McDermott Will & Emery had a mixed year financially in 2012, as a second consecutive increase in annual revenue was offset by declines in most other categories, according to The American Lawyer‘s reporting.

While McDermott’s gross revenues rose 3.1 percent to a three-year high of $851 million, revenue per lawyer slipped just over 1 percent, to $830,000, and profits per equity partner dropped 2.7 percent, to $1.46 million. The firm’s profit margin also fell slightly, from 34 to 33 percent.

Speaking to The Am Law Daily last February after announcing the firm’s 2011 results, which featured increases in both revenues and profits, McDermott global cochair Peter Sacripanti predicted that 2012 would be “even better." Interviewed Thursday, Sacripanti attributed the dip in profits to a combination of market forces and a series of major investments made by the firm.

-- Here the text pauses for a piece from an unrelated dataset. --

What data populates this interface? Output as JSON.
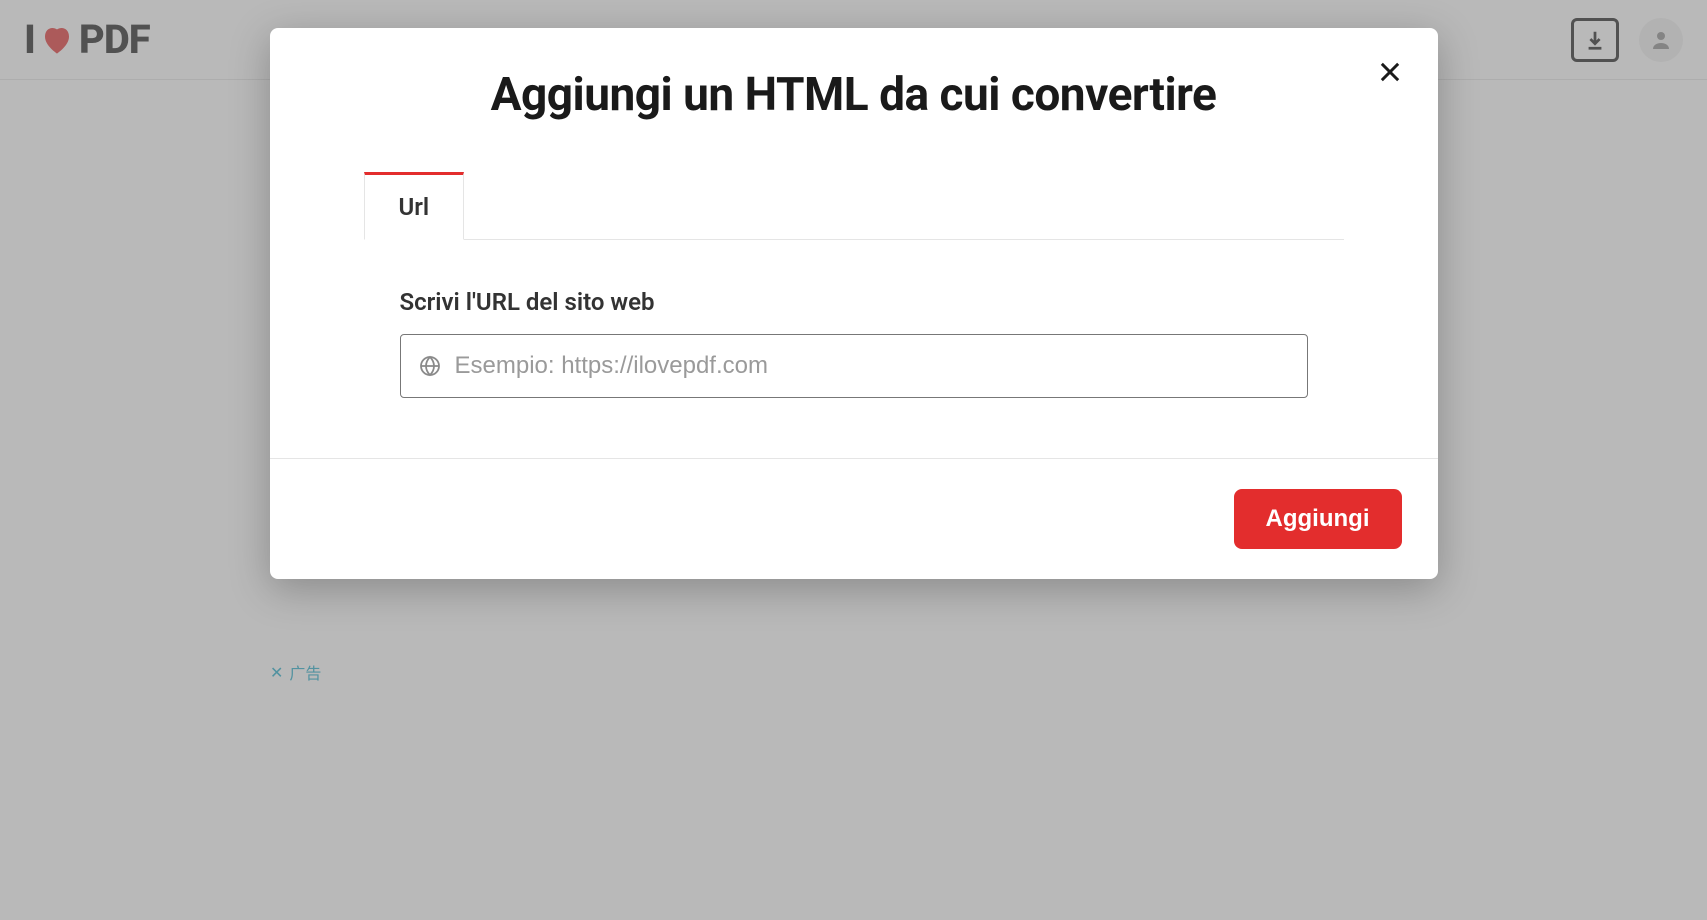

“There was uncertainty around the U.S. election, whether or not there would be tax reform, the stability of the euro, and the U.S. economy contracted in the last quarter,” he says. “Despite all those challenges and the investments that we’ve made, we were still able to grow our revenue and basically maintain our profits. We’d say that is a pretty good result.”

The core of that investment came in the form of two new international offices, as McDermott continued to steadily expand its global presence in 2012. The firm established a base in the key German financial hub of Frankfurt in May, led by a team of four corporate and securities partners from U.K. Magic Circle firm Allen & Overy, and also joined the rush of international firms taking advantage of the liberalization of the Korean market by launching an outpost in Seoul.

Sacripanti says McDermott is now looking to add another partner in Korea and remains “keenly focused” on developing its practice throughout Asia. The firm’s Chinese affiliate firm, Shanghai-based MWE China Law Offices, is currently investigating the prospect of expanding into Beijing, he adds.

Formed in 2007, MWE China was boosted last year by the arrival of Jones Day’s former Shanghai office head Winston Zhao, who has been tasked with leading a new outbound transactions team.

Zhao’s arrival was just one highlight in what Sacripanti calls the firm’s “most successful year ever” for lateral hires. No fewer than 54 new partners joined McDermott in 2012, according to Sacripanti, who says the hires were accretive to the firm’s bottom line. Sacripanti singles out the collapse of Dewey & LeBoeuf as a major factor behind the higher-than-expected number of new arrivals. (The American Lawyer‘s 2013 Lateral Report, which covers the period from October 1, 2011, through September 30, 2012, shows McDermott adding 42 partners—good for seventh place on the list of top-gaining firms.)

“We’ve seen a real flight to safety this year,” he says. “We’re sort of the antithesis to Dewey in that we don’t carry any debt—everything we do is financed entirely from our current cash flow and operations. A lot of partners are now paying more attention to those issues and are attracted to that sort of economic stability.”

McDermott also bolstered its fledgling Paris office— launched in May 2011 following the hire of Herbert Smith (now Herbert Smith Freehills) corporate head Jacques Buhart—with a seven-strong team from Orrick, Herrington & Sutcliffe’s French practice, Orrick Rambaud Martel. The group included Orrick corporate partner Bertrand Delafaye and two counsel: tax specialist Antoine Vergnat and litigator Antony Martinez, who both joined McDermott as partners. The office now comprises 10 partners.

McDermott’s global corporate and tax group both performed well in 2012, Sacripanti adds, thanks in part to a buoyant final quarter as deals were pushed through ahead of end-of-year deadlines, while uncertainty over the sustainability of U.S. wealth transfer laws drove its private client group to “one of its best years ever." The firm’s health care practice also had a busy 2012 following the introduction of the Affordable Care Act.

McDermott’s litigation group, on the other hand, saw activity levels drop after the settlement of a number of weighty disputes it was handling for clients such as Brocade Communications Systems Inc. and Celanese Corporation. Sacripanti says that many of the firm’s practices across Europe were also “slightly down” due to inclement market conditions.

Despite having stabilized its fiscal performance after steep declines in both 2009 and 2010, McDermott’s finances continue to lag behind their prerecession levels. (In 2008 the firm posted revenues of $966 million, revenue per lawyer of $915,000, profit per partner of $1.52 million, and a profit margin of 42 percent.)

Looking ahead to 2013, Sacripanti says that although it would be “difficult to repeat” McDermott’s extraordinary activity in the lateral recruitment market, he remains cautiously optimistic for the firm’s overall prospects for growth. He once again predicts an increase in both revenue and profits.

“There is still a lot of economic uncertainty with the fiscal cliff and the sequester, and we’ll continue to be conservative as that’s the way we run the business,” he says. “But we will continue to grow.”

This report is part of The Am Law Daily‘s early coverage of 2012 financial results of The Am Law 100/200. Final rankings and full results for The Am Law 100 will be published in The American Lawyer‘s May 2013 issue and on The Am Law Second Hundred will be published in the June issue.